Somasegar said that using a feature-crew approach, he was able to fast-track the development of some Visual Studio 2008 features related to building Office 2007 applications so they could be released in a service pack update for Visual Studio 2005 at the same time that the new desktop suite was released early last year.
Meanwhile, Microsoft's customer service organisation has been enlisted by the STB units to gather and analyse feedback from early users. Kaplan said the findings are then shared with development managers at so-called Red Zone meetings that "absolutely help drive release decisions." The name was chosen, he noted, to emphasise the importance of bugs that need to be fixed before products are ready to ship.

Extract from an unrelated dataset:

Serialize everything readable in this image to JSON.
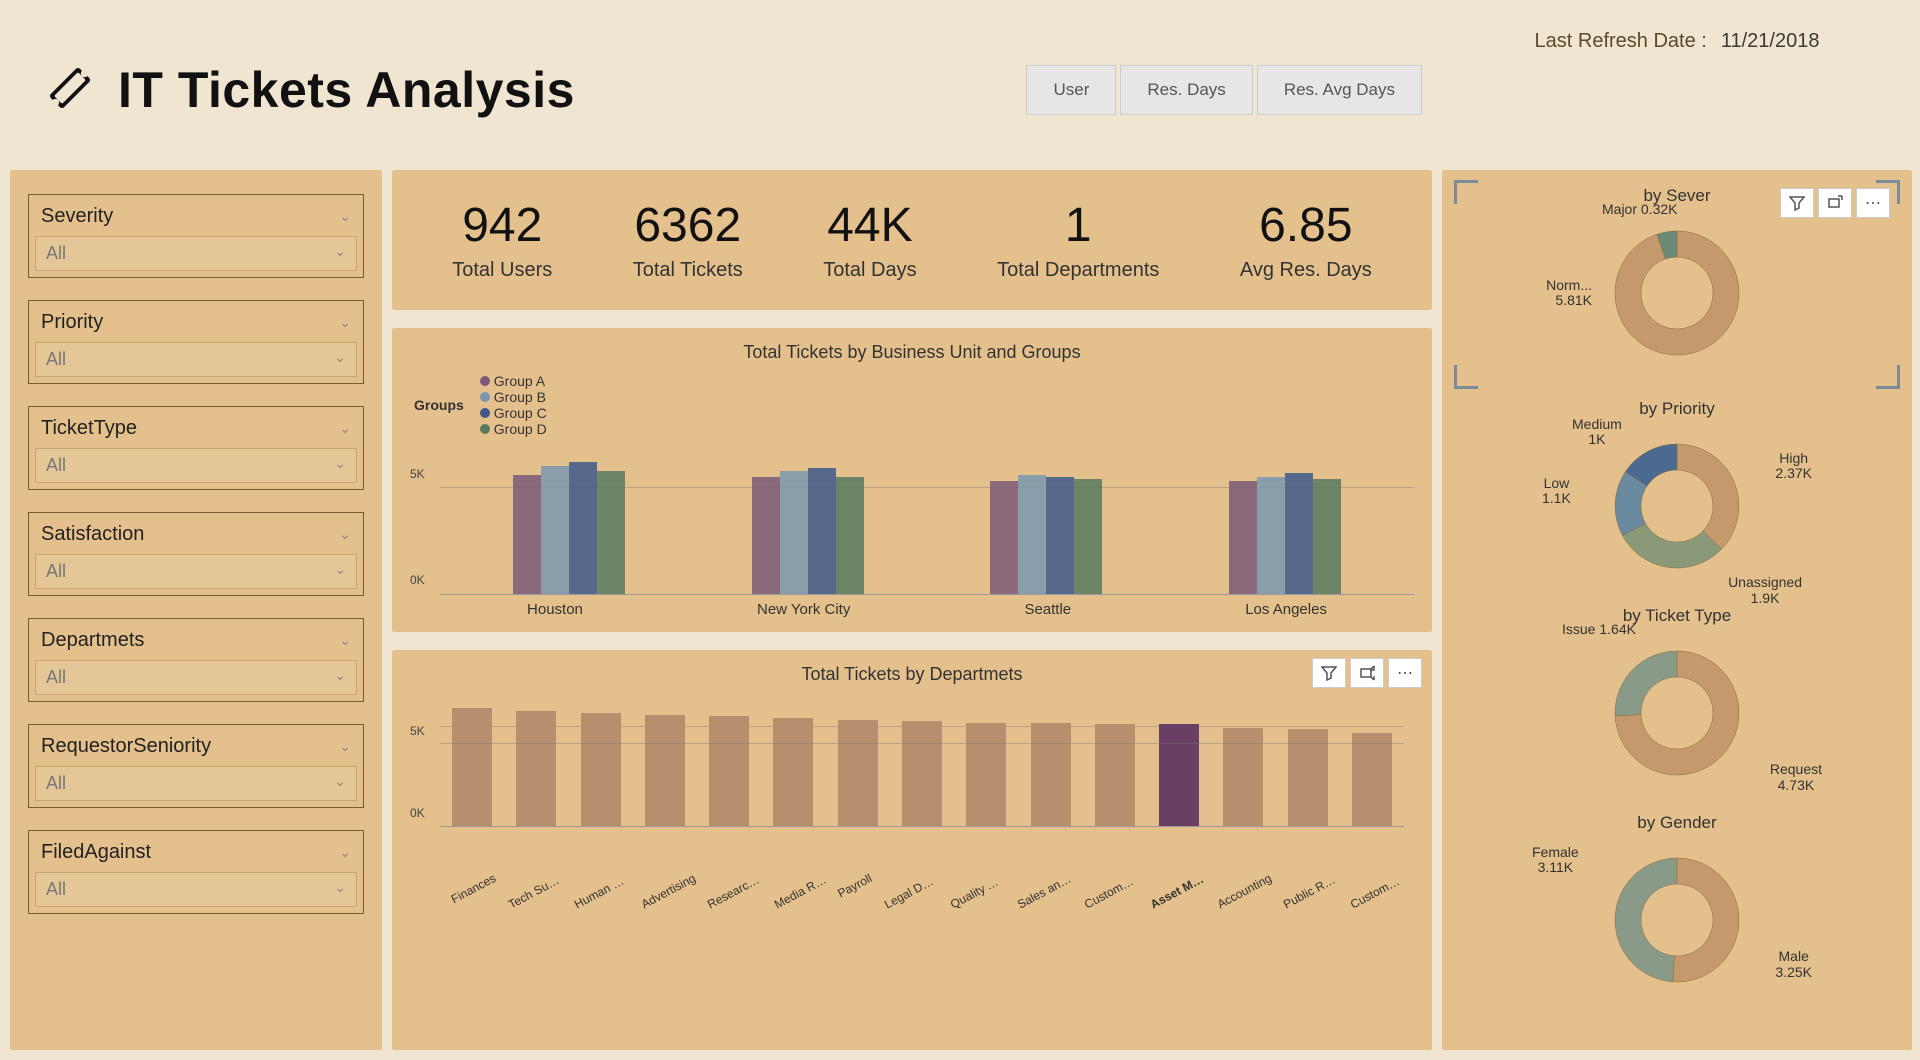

Not everything fits perfectly into the CTP model. Laing said the Windows Server team will continue to rely on formal beta releases, even though they take longer for Microsoft to produce and for users to install. "I think it's a much bigger thing for a tester to roll out a piece of infrastructure like Windows Server," Laing said. "So we release both CTPs and betas, but we offer better support for betas to encourage testers to actually go into production with them."
That process worked well for Continental Airlines. during the development of Windows Server 2008, said Dawn Getteau, one of the airline’s system architects. "The release cycle was just right for Continental.
"Even though we deployed the Windows Server 2008 beta in our production environment, it takes time to go through our change management, testing and validation process."
And Microsoft has also set clear limits on how flexible it is willing to get. For instance, despite last week's announcement that the company would release the details of some of its key APIs and communications protocols to rival vendors and open-source developers, Somasegar said he has no plans to accept external contributions to the source code of Microsoft's .Net programming framework.
"We want you to be successful, which is why we'll give you access to the .Net source code," he said. "But I don't know how to take input from a bunch of outsiders, pull it together and ship it in a timely manner as part of a product and then say to customers, 'Hey, please take a bet on running your business or home with this software'."